A lot of emphases is put on human resource management in that employees are seen as the controlled whole empowered from different spheres of life be it political, social or economic. Human resource positions man at the center of development and acknowledge that man is more important than policies- rules and prescripts. During the process of human resource management, the distinctiveness of each employee, in an organization should be put in mind such that it is incorporated in an organization’s existence (McKenna and Beech, 2002). When utilizing the HR management systems it should be put in mind that employees are human beings and hence when dealing with them at an individual as well as the collective level they should be treated humanely.
When evaluating Human Resource management it emerges that the utilization of the Human Resource Model exposes one to paradoxes. A paradox comes in when something is ambiguous or inconsistent, whereby two or more situations which echo reason but are however conflicting. The paradox is intrinsic in Human Resource Management. It mainly occurs when managers pursuing a certain goal, carry out measures that are in contradiction to the goals that an organization is trying to accomplish. Critics of the HRM model call this a paradox of consequence that emanates from practices as well as policies, drawn from the Weberian idea. A case in point is when organizations have new designs introduced for the improvement of production as well as the independence of the employee. Nevertheless, the advantages emanating from the new organizational forms come with a lot of injurious outcomes on the psychological contract which, have the effect of undermining other espoused goals such as loyalty plus commitment. Moreover, vagueness comes in the definition of Human Resource Management, where the role cannot be clearly defined whether the role is to care or to control (Watson, 2004). Furthermore, these contradictions come in due to the capitalist employment relations as well as patriarchy.
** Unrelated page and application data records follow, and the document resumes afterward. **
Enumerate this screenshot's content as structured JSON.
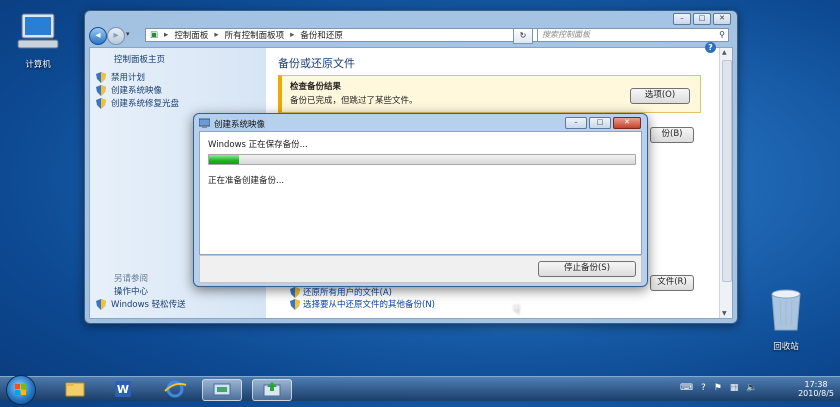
{
  "desktop": {
    "computer_label": "计算机",
    "recycle_label": "回收站"
  },
  "explorer": {
    "address_path": [
      "控制面板",
      "所有控制面板项",
      "备份和还原"
    ],
    "search_placeholder": "搜索控制面板",
    "left_pane": {
      "title": "控制面板主页",
      "items": [
        "禁用计划",
        "创建系统映像",
        "创建系统修复光盘"
      ],
      "see_also": "另请参阅",
      "see_also_items": [
        "操作中心",
        "Windows 轻松传送"
      ]
    },
    "heading": "备份或还原文件",
    "alert": {
      "title": "检查备份结果",
      "message": "备份已完成，但跳过了某些文件。",
      "options_button": "选项(O)"
    },
    "backup_button_partial": "份(B)",
    "restore_button_partial": "文件(R)",
    "links": [
      "还原所有用户的文件(A)",
      "选择要从中还原文件的其他备份(N)"
    ]
  },
  "dialog": {
    "title": "创建系统映像",
    "status": "Windows 正在保存备份...",
    "progress_fraction": 0.07,
    "detail": "正在准备创建备份...",
    "stop_button": "停止备份(S)"
  },
  "taskbar": {
    "time": "17:38",
    "date": "2010/8/5"
  }
}
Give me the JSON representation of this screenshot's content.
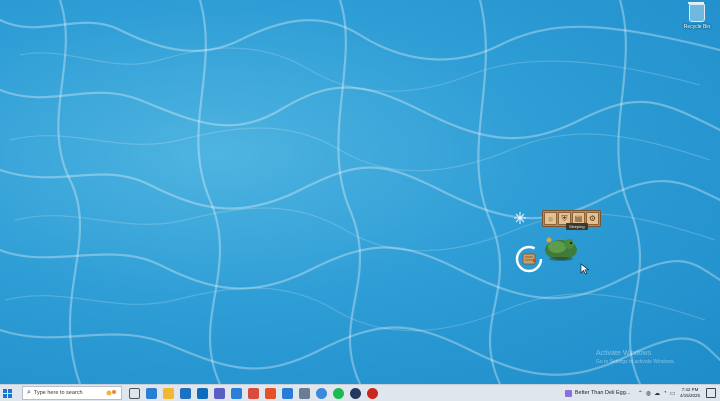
{
  "desktop": {
    "recycle_bin_label": "Recycle Bin",
    "watermark_title": "Activate Windows",
    "watermark_subtitle": "Go to Settings to activate Windows."
  },
  "pet_widget": {
    "toolbar_icons": [
      "bulb-icon",
      "shield-icon",
      "book-icon",
      "gear-icon"
    ],
    "toolbar_glyphs": [
      "☼",
      "⛨",
      "▤",
      "⚙"
    ],
    "status_label": "Sleeping",
    "colors": {
      "panel": "#b98a56",
      "pet": "#3f7b3a"
    }
  },
  "taskbar": {
    "search_placeholder": "Type here to search",
    "apps": [
      "task-view-icon",
      "edge-icon",
      "file-explorer-icon",
      "store-icon",
      "outlook-icon",
      "teams-icon",
      "photos-icon",
      "media-icon",
      "brave-icon",
      "vscode-icon",
      "app-icon",
      "chrome-icon",
      "spotify-icon",
      "steam-icon",
      "pet-app-icon"
    ],
    "app_colors": [
      "#555555",
      "#2b7cd3",
      "#f2b732",
      "#1f6fc2",
      "#0f6cbd",
      "#5a5fc8",
      "#2a80d8",
      "#d94b3d",
      "#e3512b",
      "#2a7bd8",
      "#6a7d92",
      "#3c87e0",
      "#1db954",
      "#23395d",
      "#c8281e"
    ],
    "notification_text": "Better Than Deli Egg...",
    "tray_icons": [
      "chevron-up-icon",
      "network-icon",
      "cloud-icon",
      "volume-icon",
      "keyboard-icon"
    ],
    "tray_glyphs": [
      "⌃",
      "◍",
      "☁",
      "◔",
      "▭"
    ],
    "time": "7:42 PM",
    "date": "4/15/2025"
  }
}
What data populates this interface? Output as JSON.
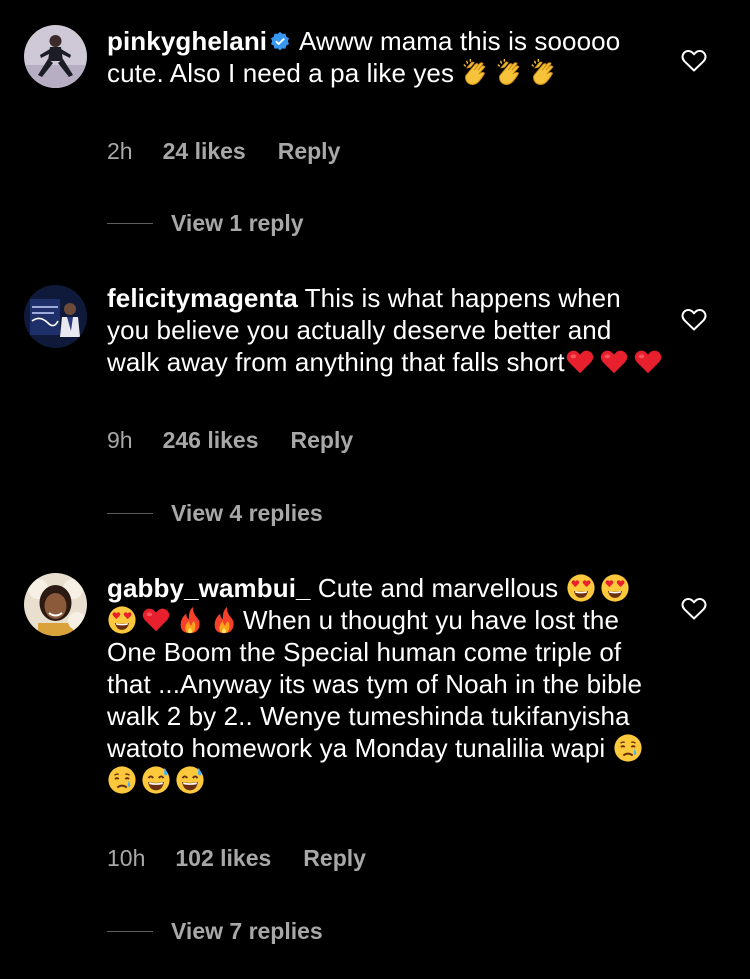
{
  "comments": [
    {
      "username": "pinkyghelani",
      "verified": true,
      "text_parts": [
        "Awww mama this is sooooo cute. Also I need a pa like yes "
      ],
      "emojis": [
        "clapping-hands",
        "clapping-hands",
        "clapping-hands"
      ],
      "time": "2h",
      "likes": "24 likes",
      "reply_label": "Reply",
      "view_replies": "View 1 reply"
    },
    {
      "username": "felicitymagenta",
      "verified": false,
      "text_parts": [
        "This is what happens when you believe you actually deserve better and walk away from anything that falls short"
      ],
      "emojis": [
        "red-heart",
        "red-heart",
        "red-heart"
      ],
      "time": "9h",
      "likes": "246 likes",
      "reply_label": "Reply",
      "view_replies": "View 4 replies"
    },
    {
      "username": "gabby_wambui_",
      "verified": false,
      "text_parts": [
        "Cute and marvellous ",
        "When u thought yu have lost the One Boom the Special human come triple of that ...Anyway its was tym of Noah in the bible walk 2 by 2.. Wenye tumeshinda tukifanyisha watoto homework ya Monday tunalilia wapi "
      ],
      "emojis_1": [
        "heart-eyes",
        "heart-eyes",
        "heart-eyes",
        "red-heart",
        "fire",
        "fire"
      ],
      "emojis_2": [
        "crying-face",
        "crying-face",
        "sweat-smile",
        "sweat-smile"
      ],
      "time": "10h",
      "likes": "102 likes",
      "reply_label": "Reply",
      "view_replies": "View 7 replies"
    }
  ],
  "colors": {
    "background": "#000000",
    "text": "#ffffff",
    "secondary": "#a8a8a8",
    "verified": "#3897f0",
    "heart_outline": "#ffffff"
  }
}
From the above discussion, it can be concluded that the proposition that treating human beings as people is not mutually exclusive as valid. This is based on the fact managers in organizations realize that employees are assets that contribute greatly to a company’s success. However, utilization of some management philosophies, like the Porter five models does not appreciate the value of employees as their main focus is on profits. Peter’s model on the other hand appreciates this fact and is geared towards upholding an employee’s dignity. In light of utilizing bureaucracy in a democratic society does not focus on the well-being of the employee as the main focus is on following the laid down rules no matter what the outcome. It is imperative for ethics to be upheld in a capitalist system to ensure the well-being of employees. However, a paradox exists when human resource managers are carrying out their task which is either to care for the employees or to control the employees.
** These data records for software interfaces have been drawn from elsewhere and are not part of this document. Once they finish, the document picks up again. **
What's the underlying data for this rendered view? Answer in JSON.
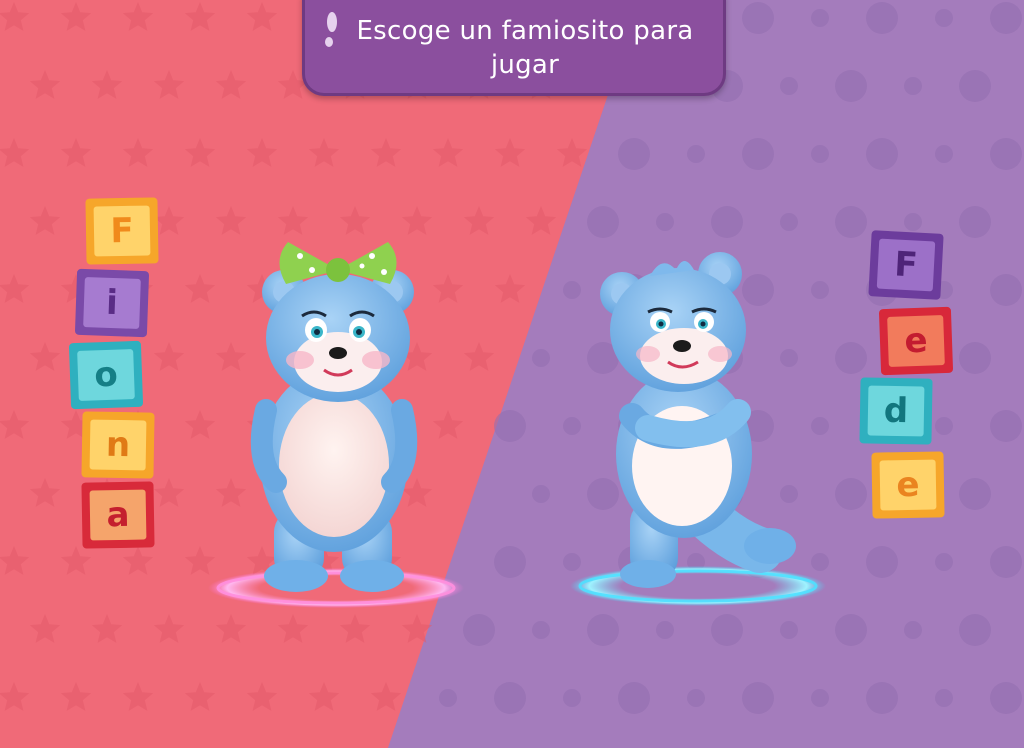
{
  "header": {
    "prompt": "Escoge un famiosito para jugar"
  },
  "characters": [
    {
      "id": "fiona",
      "letters": [
        "F",
        "i",
        "o",
        "n",
        "a"
      ]
    },
    {
      "id": "fede",
      "letters": [
        "F",
        "e",
        "d",
        "e"
      ]
    }
  ],
  "colors": {
    "left_background": "#f06a78",
    "right_background": "#a47cbc",
    "banner": "#8b4f9e",
    "bear_fur": "#7fb9ec",
    "bow": "#8fd14f"
  },
  "icons": [
    "speech-dots-icon",
    "bear-fiona-figure",
    "bear-fede-figure"
  ]
}
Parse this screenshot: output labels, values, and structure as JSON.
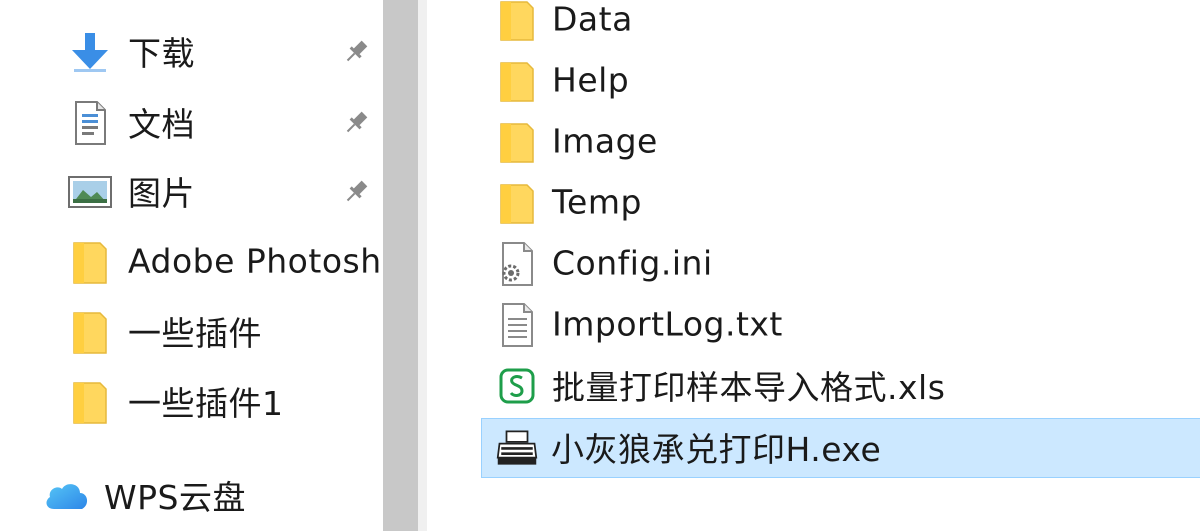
{
  "navigation": {
    "items": [
      {
        "label": "下载",
        "icon": "download-arrow-icon",
        "pinned": true
      },
      {
        "label": "文档",
        "icon": "document-icon",
        "pinned": true
      },
      {
        "label": "图片",
        "icon": "pictures-icon",
        "pinned": true
      },
      {
        "label": "Adobe Photosh",
        "icon": "folder-icon",
        "pinned": false
      },
      {
        "label": "一些插件",
        "icon": "folder-icon",
        "pinned": false
      },
      {
        "label": "一些插件1",
        "icon": "folder-icon",
        "pinned": false
      },
      {
        "label": "WPS云盘",
        "icon": "cloud-icon",
        "pinned": false
      }
    ]
  },
  "files": {
    "items": [
      {
        "name": "Data",
        "type": "folder"
      },
      {
        "name": "Help",
        "type": "folder"
      },
      {
        "name": "Image",
        "type": "folder"
      },
      {
        "name": "Temp",
        "type": "folder"
      },
      {
        "name": "Config.ini",
        "type": "settings-file"
      },
      {
        "name": "ImportLog.txt",
        "type": "text-file"
      },
      {
        "name": "批量打印样本导入格式.xls",
        "type": "spreadsheet-file"
      },
      {
        "name": "小灰狼承兑打印H.exe",
        "type": "printer-exe",
        "selected": true
      }
    ]
  },
  "colors": {
    "folder_fill": "#ffd75e",
    "selection_bg": "#cce8ff",
    "selection_border": "#99d1ff",
    "download_blue": "#3a8ee6",
    "spreadsheet_green": "#1e9e4a",
    "splitter": "#c8c8c8"
  }
}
List of References
Banfield, P. & Kay, R. 2008. Introduction to Human Resource Management. Oxford: University Press.
Beardwell, Holden & Claydon 2004. Human Resource Management – A Contemporary Approach (4th edition) Pearson FT: Prentice Hall
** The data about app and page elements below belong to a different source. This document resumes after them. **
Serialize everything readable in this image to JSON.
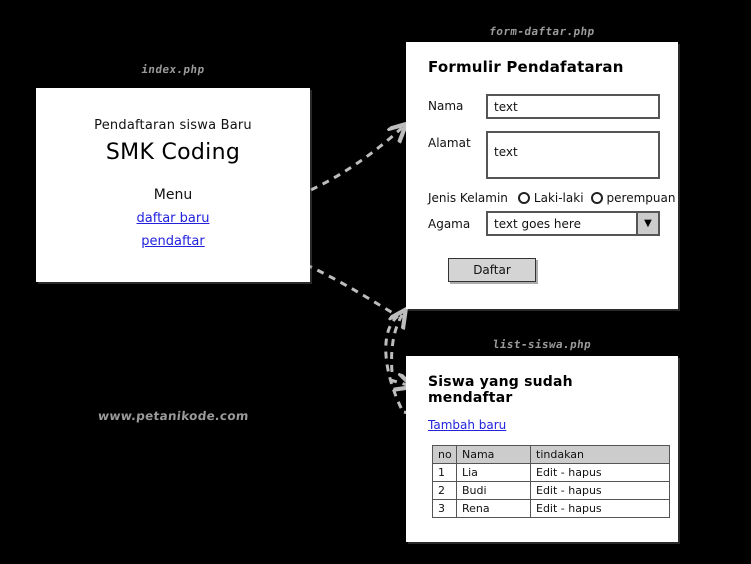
{
  "diagram": {
    "watermark": "www.petanikode.com",
    "arrow_color": "#b9b9b9",
    "background": "#000000",
    "panel_background": "#ffffff",
    "link_color": "#2222dd",
    "title_color": "#9a9a9a"
  },
  "panels": {
    "index": {
      "title": "index.php",
      "subtitle": "Pendaftaran siswa Baru",
      "heading": "SMK Coding",
      "menu_label": "Menu",
      "links": [
        {
          "label": "daftar baru"
        },
        {
          "label": "pendaftar"
        }
      ]
    },
    "form": {
      "title": "form-daftar.php",
      "heading": "Formulir Pendafataran",
      "fields": [
        {
          "label": "Nama",
          "value": "text",
          "type": "text"
        },
        {
          "label": "Alamat",
          "value": "text",
          "type": "textarea"
        }
      ],
      "gender": {
        "legend": "Jenis Kelamin",
        "options": [
          {
            "label": "Laki-laki",
            "selected": false
          },
          {
            "label": "perempuan",
            "selected": false
          }
        ]
      },
      "religion": {
        "label": "Agama",
        "value": "text goes here",
        "arrow_icon": "chevron-down-icon"
      },
      "submit_label": "Daftar"
    },
    "list": {
      "title": "list-siswa.php",
      "heading": "Siswa yang sudah mendaftar",
      "add_link": "Tambah baru",
      "table": {
        "headers": [
          "no",
          "Nama",
          "tindakan"
        ],
        "rows": [
          [
            "1",
            "Lia",
            "Edit - hapus"
          ],
          [
            "2",
            "Budi",
            "Edit - hapus"
          ],
          [
            "3",
            "Rena",
            "Edit - hapus"
          ]
        ]
      }
    }
  }
}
Gilmore, S. & Williams, S. 2009. Human Resource Management. A Handbook of Human Resource Management Practice (11th edition) London: Oxford University Press.
Kreitner, R. & Kinicki, A. 2001. Organizational Behavior. USA: Irwin McGraw- Hill.
McKenna and Beech 2002. Human Resource Management – a concise analysis Pearson FT: Prentice Hall
Pilbeam & Corbridge 2010. People Resourcing and Talent Planning, 4th Edition. FT: Prentice Hall.
Redman & Wilkinson 2006. Contemporary Human Resource Management – Text and Cases Pearson FT: Prentice Hall
Watson, T. 2004. HRM and critical social sciences. Journal of Management Studies, 41 (3): 447-67.